TASK STATEMENT: The answer must be the full listing, reproduced word for word.
————————
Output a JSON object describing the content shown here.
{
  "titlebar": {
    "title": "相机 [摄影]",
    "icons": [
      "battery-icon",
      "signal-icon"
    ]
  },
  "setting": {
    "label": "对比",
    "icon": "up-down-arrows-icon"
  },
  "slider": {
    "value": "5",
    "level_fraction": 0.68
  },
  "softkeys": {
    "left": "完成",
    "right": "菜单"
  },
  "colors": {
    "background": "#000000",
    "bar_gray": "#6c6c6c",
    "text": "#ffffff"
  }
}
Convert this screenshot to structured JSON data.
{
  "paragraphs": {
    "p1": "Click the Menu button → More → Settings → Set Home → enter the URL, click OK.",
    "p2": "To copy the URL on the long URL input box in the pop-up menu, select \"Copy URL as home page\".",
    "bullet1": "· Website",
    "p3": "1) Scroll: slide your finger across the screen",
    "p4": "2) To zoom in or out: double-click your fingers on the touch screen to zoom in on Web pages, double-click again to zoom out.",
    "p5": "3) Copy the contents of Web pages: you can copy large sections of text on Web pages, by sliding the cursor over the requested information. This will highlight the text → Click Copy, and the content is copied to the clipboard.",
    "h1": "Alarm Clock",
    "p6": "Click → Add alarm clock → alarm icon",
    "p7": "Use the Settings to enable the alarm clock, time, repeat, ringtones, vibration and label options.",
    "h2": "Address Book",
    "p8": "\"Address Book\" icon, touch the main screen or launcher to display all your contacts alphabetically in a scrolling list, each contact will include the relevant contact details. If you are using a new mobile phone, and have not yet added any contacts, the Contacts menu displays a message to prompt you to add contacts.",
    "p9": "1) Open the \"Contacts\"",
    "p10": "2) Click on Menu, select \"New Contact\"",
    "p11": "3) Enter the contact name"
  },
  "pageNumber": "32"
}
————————
ANSWER:
Output a JSON object describing the content shown here.
{
  "titlebar": {
    "title": "相机 [摄影]",
    "icons": [
      "battery-icon",
      "signal-icon"
    ]
  },
  "setting": {
    "label": "对比",
    "icon": "up-down-arrows-icon"
  },
  "slider": {
    "value": "5",
    "level_fraction": 0.68
  },
  "softkeys": {
    "left": "完成",
    "right": "菜单"
  },
  "colors": {
    "background": "#000000",
    "bar_gray": "#6c6c6c",
    "text": "#ffffff"
  }
}
Convert this screenshot to structured JSON data.
{
  "paragraphs": {
    "p1": "Click the Menu button → More → Settings → Set Home → enter the URL, click OK.",
    "p2": "To copy the URL on the long URL input box in the pop-up menu, select \"Copy URL as home page\".",
    "bullet1": "· Website",
    "p3": "1) Scroll: slide your finger across the screen",
    "p4": "2) To zoom in or out: double-click your fingers on the touch screen to zoom in on Web pages, double-click again to zoom out.",
    "p5": "3) Copy the contents of Web pages: you can copy large sections of text on Web pages, by sliding the cursor over the requested information. This will highlight the text → Click Copy, and the content is copied to the clipboard.",
    "h1": "Alarm Clock",
    "p6": "Click → Add alarm clock → alarm icon",
    "p7": "Use the Settings to enable the alarm clock, time, repeat, ringtones, vibration and label options.",
    "h2": "Address Book",
    "p8": "\"Address Book\" icon, touch the main screen or launcher to display all your contacts alphabetically in a scrolling list, each contact will include the relevant contact details. If you are using a new mobile phone, and have not yet added any contacts, the Contacts menu displays a message to prompt you to add contacts.",
    "p9": "1) Open the \"Contacts\"",
    "p10": "2) Click on Menu, select \"New Contact\"",
    "p11": "3) Enter the contact name"
  },
  "pageNumber": "32"
}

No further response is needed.